by Freddy Tran Nager, Founder of Atomic Tango + LinkedIn Semi-Enthusiast…
On the surface, this sounds good: social media platforms like LinkedIn are now promoting “higher quality” posts and burying junk posts. What’s not to love?
I certainly would like to see spam buried forever.
But the platforms can’t have employees reading millions of posts to decide which ones warrant promotion or demotion. Instead, they employ algorithms that measure “engagement” like the number of likes or comments. After all, posts with lots of engagement are certainly top ones, right?
Not necessarily. You know the posts on LinkedIn challenging users to solve basic math problems? They enjoy a lot of engagement from “geniuses” trying to prove that they once took junior high algebra.
Favoring high-engagement posts also encourages controversy and sensationalism…
Want “engagement”? Say something offensive or outrageous or inflammatory. In the last Presidential election, hackers fanned flames of controversies to divide Americans. They proved that antisocial media works.
And you know the business adage, “that which gets measured gets managed”? Whatever is publicly counted and rewarded encourages people to game the system. That’s why the prestige-hungry spend thousands of dollars to buy followers on Twitter, or hundreds of hours to participate in Instagram comment pods (groups of users who agree to comment and share each other’s posts).
LinkedIn used to avoid most of that gaming because a user’s posted number of connections was limited to 500, and high-engagement posts weren’t favored. Now the platform is becoming more like Facebook. Yay?
Yes, each of us can change our LinkedIn news feed preference to “Sort By Recent” instead of “Sort By Top,” but it defaults to Top every time we log in, and most of us won’t bother to switch.
Well, the ones who get hurt in all this are the platform’s newcomers…
For years, I’ve taught my students to post regularly to shape their brands and build relationships. But now the Catch-22 kicks in: since they’re newcomers, they won’t have many relationships on LinkedIn, which means that no matter how smart their posts might be, they won’t get much engagement, so the algorithm will bury them, and that means fewer opportunities to build relationships.

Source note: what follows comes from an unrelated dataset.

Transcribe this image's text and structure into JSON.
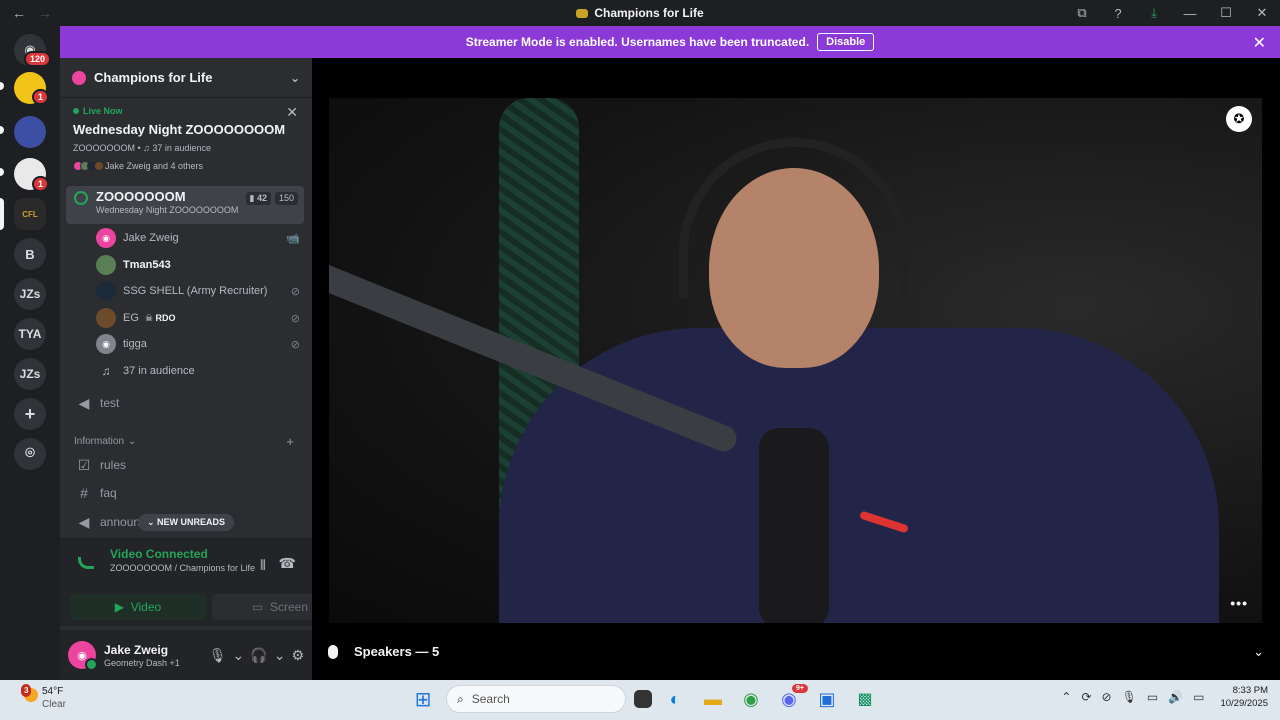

So for the rest of us, instead of getting fresh ideas from smart young minds, we’ll see even more posts from celebrity self-promotion artists like Simon Sinek or Gary Vaynerchuk.
The horror, the horror…
A partial solution might be for LinkedIn to emulate Reddit and offer a thumbs-down option. A “top” post would then be ranked by its net score instead of total engagement. That won’t solve all the problems, but we’d at least have the pleasure of thumbing down any posts that use vapid buzzwords like “authentic” and “millennials.”
Until then, users who want their posts seen will join comment pods, buy engagement, or share inflammatory topics. In other words, with the noble intent of promoting “top” posts, the social networks are encouraging a race to the bottom.